On Monday, March 20, the Queens College Women and Gender Studies program presented the Virginia Frese Palmer conference on the fourth floor of the Student Union. In honor of Women’s History Month, the conference focused on women and policing, including discussion about the injustices of improper policing as well as women in law enforcement working to improve the system.
The seven panelists each came from different cultural and occupational backgrounds. The speakers were on stage sharing their experiences, beliefs and aspirations within the topic.
Queens College President Felix Matos Rodriguez commenced the event with a speech about his personal opinion on the matter, along with a quote from Virginia Frese.
“There has been a surge of attention and media interest on this topic of policing. What’s missing in the mainstream media and reporting is the attention of women in the police force.”
Director of the Women and Gender Studies program, Joyce Warren, coordinated the event.
Attorneys, professors, activists, presidents and former police officers came together with different occupations, but similar perspectives. Topics such as race, independence, equality, and hierarchy correlated with gender and inequality and were discussed by the panel.
Lydia DeLisi, a former police officer, is now a facilitator in the Human Relations Unit of the Police Academy, she also helped train police officers in sensitivity and ethical awareness.
DeLisi spoke about the challenges and experiences of being a woman police officer in the 1980s.
“Some of the challenges that I met when I joined was not being physically strong enough. My father made me eat potatoes because I was too skinny. I had to match the physical standards of men,” she said. “The fact that we were females in the police department wasn’t really looked at as the asset that it really is. Women of color, different ethnicities and cultures helped make the police department what it is today.”
Laura Goodman, a police adviser for the National Center for Women in Policing, focused on the representation of women in police leadership roles and teaching police officers victim-centered engagement.
Goodman commenced her speech with the history of women in policing. She spoke about Rodney King, who was beaten by the Los Angeles Police Department, and the need for more women in policing.
“One of the recommendations I came up with was that they hire the amount of women in the police department equivalent to the amount of women in the rest of the work environment in Los Angeles at the time which was about 40 percent,” she said. “Women use force at substantially lower rates than when men use force. When it is appropriate to use force, women tend to use less lethal force. In other words, when men might go straight to a gun, women would use chemical spray or a taser.”
The concept of women becoming constantly denied and tested by the police departments was often mentioned due to the fitness tests for a police officer and claims that these tests are biased toward women.
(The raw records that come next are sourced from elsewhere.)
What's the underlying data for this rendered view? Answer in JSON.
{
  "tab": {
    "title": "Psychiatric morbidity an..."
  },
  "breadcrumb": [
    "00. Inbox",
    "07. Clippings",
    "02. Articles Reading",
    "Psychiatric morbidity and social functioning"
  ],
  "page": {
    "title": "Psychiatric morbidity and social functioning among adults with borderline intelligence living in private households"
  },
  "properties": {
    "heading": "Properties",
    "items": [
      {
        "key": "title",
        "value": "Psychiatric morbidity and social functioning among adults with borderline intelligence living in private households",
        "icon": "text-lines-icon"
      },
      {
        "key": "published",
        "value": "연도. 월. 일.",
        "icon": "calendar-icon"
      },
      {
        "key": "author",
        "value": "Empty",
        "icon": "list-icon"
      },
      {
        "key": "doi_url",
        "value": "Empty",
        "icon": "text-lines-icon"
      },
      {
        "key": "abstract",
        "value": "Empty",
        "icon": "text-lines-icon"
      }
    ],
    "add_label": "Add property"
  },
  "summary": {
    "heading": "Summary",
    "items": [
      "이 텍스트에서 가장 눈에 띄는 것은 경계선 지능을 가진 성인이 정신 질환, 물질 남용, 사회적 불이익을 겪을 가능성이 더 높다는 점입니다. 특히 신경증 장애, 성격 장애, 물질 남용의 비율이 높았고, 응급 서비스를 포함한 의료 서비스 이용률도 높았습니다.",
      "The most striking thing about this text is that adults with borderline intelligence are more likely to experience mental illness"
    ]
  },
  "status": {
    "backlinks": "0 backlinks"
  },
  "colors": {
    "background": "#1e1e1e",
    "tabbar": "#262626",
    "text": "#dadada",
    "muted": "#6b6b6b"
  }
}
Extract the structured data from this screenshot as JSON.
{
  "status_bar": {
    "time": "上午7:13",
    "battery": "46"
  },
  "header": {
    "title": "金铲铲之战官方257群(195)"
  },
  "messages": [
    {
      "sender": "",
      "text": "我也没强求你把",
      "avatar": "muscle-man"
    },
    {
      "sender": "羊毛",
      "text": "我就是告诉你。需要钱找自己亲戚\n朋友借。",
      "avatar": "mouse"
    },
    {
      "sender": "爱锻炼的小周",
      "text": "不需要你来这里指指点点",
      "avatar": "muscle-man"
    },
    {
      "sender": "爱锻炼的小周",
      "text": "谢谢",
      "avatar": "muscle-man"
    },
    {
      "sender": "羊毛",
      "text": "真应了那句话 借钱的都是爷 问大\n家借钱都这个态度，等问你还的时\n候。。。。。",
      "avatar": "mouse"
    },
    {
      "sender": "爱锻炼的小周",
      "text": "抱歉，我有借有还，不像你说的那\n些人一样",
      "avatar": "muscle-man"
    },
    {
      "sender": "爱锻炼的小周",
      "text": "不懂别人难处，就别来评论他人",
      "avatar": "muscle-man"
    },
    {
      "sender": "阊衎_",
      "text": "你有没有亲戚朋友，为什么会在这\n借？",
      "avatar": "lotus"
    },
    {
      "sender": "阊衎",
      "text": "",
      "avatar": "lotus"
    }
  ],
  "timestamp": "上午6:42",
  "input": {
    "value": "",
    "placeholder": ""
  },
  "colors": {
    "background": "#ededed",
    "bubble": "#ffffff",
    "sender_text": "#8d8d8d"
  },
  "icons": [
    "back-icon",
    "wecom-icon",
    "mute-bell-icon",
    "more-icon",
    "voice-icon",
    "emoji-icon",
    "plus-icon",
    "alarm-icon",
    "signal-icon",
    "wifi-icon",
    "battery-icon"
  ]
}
Topics such as unity, justice and community frequently came up throughout the conference.
E. Faye Williams, the national president/CEO of the National Congress of Black Women, was appointed by Barack Obama to the Presidential Scholar’s Commission. Williams emphasized the importance of women uniting and what it means to be a black woman in society today.
“We can show that we are in this together; there is power in numbers. It is time for us to do something. Women aren’t featured in the Constitution and we need to be in it,” Williams continued. “Politicians in our country right now are taking our country backwards. We, women, have got to step in and say no, not to us are you going to do this with the progress we have made over the hundred years in policing, a couple hundred years in rights for black people. All of these issues are making us less than human.”
Photo by Andy Poon